> Your goal: Exact copy required. Repeat the records, but keep the pictures out.

Provided information below:

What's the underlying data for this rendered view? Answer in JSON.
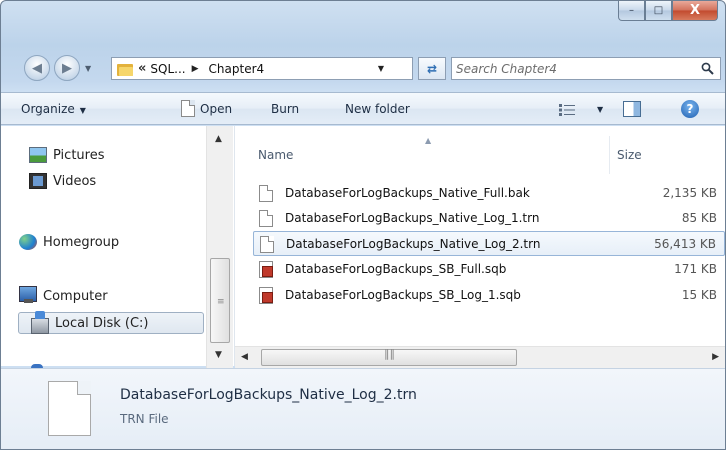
{
  "window": {
    "caption_buttons": {
      "minimize": "–",
      "maximize": "□",
      "close": "X"
    },
    "accent_color": "#3a73c2",
    "selection_color": "#97b5d8"
  },
  "address_bar": {
    "overflow_chevron": "«",
    "crumbs": [
      "SQL...",
      "Chapter4"
    ],
    "refresh_icon": "refresh-icon",
    "search_placeholder": "Search Chapter4"
  },
  "toolbar": {
    "organize": "Organize",
    "open": "Open",
    "burn": "Burn",
    "new_folder": "New folder"
  },
  "nav_pane": {
    "items": [
      {
        "label": "Pictures",
        "icon": "pictures-icon"
      },
      {
        "label": "Videos",
        "icon": "videos-icon"
      },
      {
        "label": "Homegroup",
        "icon": "homegroup-icon"
      },
      {
        "label": "Computer",
        "icon": "computer-icon"
      },
      {
        "label": "Local Disk (C:)",
        "icon": "disk-icon",
        "selected": true
      }
    ]
  },
  "file_list": {
    "columns": {
      "name": "Name",
      "size": "Size"
    },
    "rows": [
      {
        "name": "DatabaseForLogBackups_Native_Full.bak",
        "size": "2,135 KB",
        "icon": "blank-file-icon"
      },
      {
        "name": "DatabaseForLogBackups_Native_Log_1.trn",
        "size": "85 KB",
        "icon": "blank-file-icon"
      },
      {
        "name": "DatabaseForLogBackups_Native_Log_2.trn",
        "size": "56,413 KB",
        "icon": "blank-file-icon",
        "selected": true
      },
      {
        "name": "DatabaseForLogBackups_SB_Full.sqb",
        "size": "171 KB",
        "icon": "sqb-file-icon"
      },
      {
        "name": "DatabaseForLogBackups_SB_Log_1.sqb",
        "size": "15 KB",
        "icon": "sqb-file-icon"
      }
    ]
  },
  "details": {
    "filename": "DatabaseForLogBackups_Native_Log_2.trn",
    "filetype": "TRN File"
  }
}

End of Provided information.

> Task output:
What's the underlying data for this rendered view? Answer in JSON.
{
  "window": {
    "caption_buttons": {
      "minimize": "–",
      "maximize": "□",
      "close": "X"
    },
    "accent_color": "#3a73c2",
    "selection_color": "#97b5d8"
  },
  "address_bar": {
    "overflow_chevron": "«",
    "crumbs": [
      "SQL...",
      "Chapter4"
    ],
    "refresh_icon": "refresh-icon",
    "search_placeholder": "Search Chapter4"
  },
  "toolbar": {
    "organize": "Organize",
    "open": "Open",
    "burn": "Burn",
    "new_folder": "New folder"
  },
  "nav_pane": {
    "items": [
      {
        "label": "Pictures",
        "icon": "pictures-icon"
      },
      {
        "label": "Videos",
        "icon": "videos-icon"
      },
      {
        "label": "Homegroup",
        "icon": "homegroup-icon"
      },
      {
        "label": "Computer",
        "icon": "computer-icon"
      },
      {
        "label": "Local Disk (C:)",
        "icon": "disk-icon",
        "selected": true
      }
    ]
  },
  "file_list": {
    "columns": {
      "name": "Name",
      "size": "Size"
    },
    "rows": [
      {
        "name": "DatabaseForLogBackups_Native_Full.bak",
        "size": "2,135 KB",
        "icon": "blank-file-icon"
      },
      {
        "name": "DatabaseForLogBackups_Native_Log_1.trn",
        "size": "85 KB",
        "icon": "blank-file-icon"
      },
      {
        "name": "DatabaseForLogBackups_Native_Log_2.trn",
        "size": "56,413 KB",
        "icon": "blank-file-icon",
        "selected": true
      },
      {
        "name": "DatabaseForLogBackups_SB_Full.sqb",
        "size": "171 KB",
        "icon": "sqb-file-icon"
      },
      {
        "name": "DatabaseForLogBackups_SB_Log_1.sqb",
        "size": "15 KB",
        "icon": "sqb-file-icon"
      }
    ]
  },
  "details": {
    "filename": "DatabaseForLogBackups_Native_Log_2.trn",
    "filetype": "TRN File"
  }
}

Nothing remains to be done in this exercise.